_TASK GOAL:_ Type out the data again. Keep every line exactly the same.

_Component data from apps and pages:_
————————

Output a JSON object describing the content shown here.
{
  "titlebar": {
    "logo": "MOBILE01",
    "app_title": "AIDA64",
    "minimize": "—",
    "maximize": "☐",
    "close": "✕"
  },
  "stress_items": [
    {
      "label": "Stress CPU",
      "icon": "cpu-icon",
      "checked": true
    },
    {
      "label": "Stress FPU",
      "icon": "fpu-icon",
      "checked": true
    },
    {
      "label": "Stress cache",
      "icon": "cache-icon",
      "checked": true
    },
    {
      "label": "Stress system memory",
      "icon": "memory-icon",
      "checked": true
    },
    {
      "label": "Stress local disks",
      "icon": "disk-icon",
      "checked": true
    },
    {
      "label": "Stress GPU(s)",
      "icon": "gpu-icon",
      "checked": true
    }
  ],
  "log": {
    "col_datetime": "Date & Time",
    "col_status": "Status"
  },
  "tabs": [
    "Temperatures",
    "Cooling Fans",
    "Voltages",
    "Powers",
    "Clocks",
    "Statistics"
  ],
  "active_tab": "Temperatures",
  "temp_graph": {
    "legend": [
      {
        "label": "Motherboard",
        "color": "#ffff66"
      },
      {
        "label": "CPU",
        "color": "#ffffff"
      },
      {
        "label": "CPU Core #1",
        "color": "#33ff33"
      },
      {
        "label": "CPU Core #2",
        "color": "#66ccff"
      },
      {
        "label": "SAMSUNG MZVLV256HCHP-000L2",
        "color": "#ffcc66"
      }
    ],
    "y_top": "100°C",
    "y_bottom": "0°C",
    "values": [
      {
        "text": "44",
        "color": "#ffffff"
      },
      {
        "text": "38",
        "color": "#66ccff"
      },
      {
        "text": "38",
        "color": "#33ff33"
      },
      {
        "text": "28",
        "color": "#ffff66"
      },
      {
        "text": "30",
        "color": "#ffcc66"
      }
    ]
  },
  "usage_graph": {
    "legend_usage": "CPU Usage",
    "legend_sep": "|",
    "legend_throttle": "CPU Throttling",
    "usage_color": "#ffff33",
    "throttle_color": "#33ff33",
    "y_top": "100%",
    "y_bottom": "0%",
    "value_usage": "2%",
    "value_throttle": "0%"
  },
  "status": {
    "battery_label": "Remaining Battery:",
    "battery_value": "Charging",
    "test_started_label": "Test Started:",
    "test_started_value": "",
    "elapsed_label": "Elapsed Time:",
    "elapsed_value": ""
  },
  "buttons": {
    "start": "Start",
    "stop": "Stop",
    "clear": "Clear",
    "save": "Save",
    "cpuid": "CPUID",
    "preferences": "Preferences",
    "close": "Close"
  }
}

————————

_SOLUTION TO THE EXERCISE:_
Output a JSON object describing the content shown here.
{
  "titlebar": {
    "logo": "MOBILE01",
    "app_title": "AIDA64",
    "minimize": "—",
    "maximize": "☐",
    "close": "✕"
  },
  "stress_items": [
    {
      "label": "Stress CPU",
      "icon": "cpu-icon",
      "checked": true
    },
    {
      "label": "Stress FPU",
      "icon": "fpu-icon",
      "checked": true
    },
    {
      "label": "Stress cache",
      "icon": "cache-icon",
      "checked": true
    },
    {
      "label": "Stress system memory",
      "icon": "memory-icon",
      "checked": true
    },
    {
      "label": "Stress local disks",
      "icon": "disk-icon",
      "checked": true
    },
    {
      "label": "Stress GPU(s)",
      "icon": "gpu-icon",
      "checked": true
    }
  ],
  "log": {
    "col_datetime": "Date & Time",
    "col_status": "Status"
  },
  "tabs": [
    "Temperatures",
    "Cooling Fans",
    "Voltages",
    "Powers",
    "Clocks",
    "Statistics"
  ],
  "active_tab": "Temperatures",
  "temp_graph": {
    "legend": [
      {
        "label": "Motherboard",
        "color": "#ffff66"
      },
      {
        "label": "CPU",
        "color": "#ffffff"
      },
      {
        "label": "CPU Core #1",
        "color": "#33ff33"
      },
      {
        "label": "CPU Core #2",
        "color": "#66ccff"
      },
      {
        "label": "SAMSUNG MZVLV256HCHP-000L2",
        "color": "#ffcc66"
      }
    ],
    "y_top": "100°C",
    "y_bottom": "0°C",
    "values": [
      {
        "text": "44",
        "color": "#ffffff"
      },
      {
        "text": "38",
        "color": "#66ccff"
      },
      {
        "text": "38",
        "color": "#33ff33"
      },
      {
        "text": "28",
        "color": "#ffff66"
      },
      {
        "text": "30",
        "color": "#ffcc66"
      }
    ]
  },
  "usage_graph": {
    "legend_usage": "CPU Usage",
    "legend_sep": "|",
    "legend_throttle": "CPU Throttling",
    "usage_color": "#ffff33",
    "throttle_color": "#33ff33",
    "y_top": "100%",
    "y_bottom": "0%",
    "value_usage": "2%",
    "value_throttle": "0%"
  },
  "status": {
    "battery_label": "Remaining Battery:",
    "battery_value": "Charging",
    "test_started_label": "Test Started:",
    "test_started_value": "",
    "elapsed_label": "Elapsed Time:",
    "elapsed_value": ""
  },
  "buttons": {
    "start": "Start",
    "stop": "Stop",
    "clear": "Clear",
    "save": "Save",
    "cpuid": "CPUID",
    "preferences": "Preferences",
    "close": "Close"
  }
}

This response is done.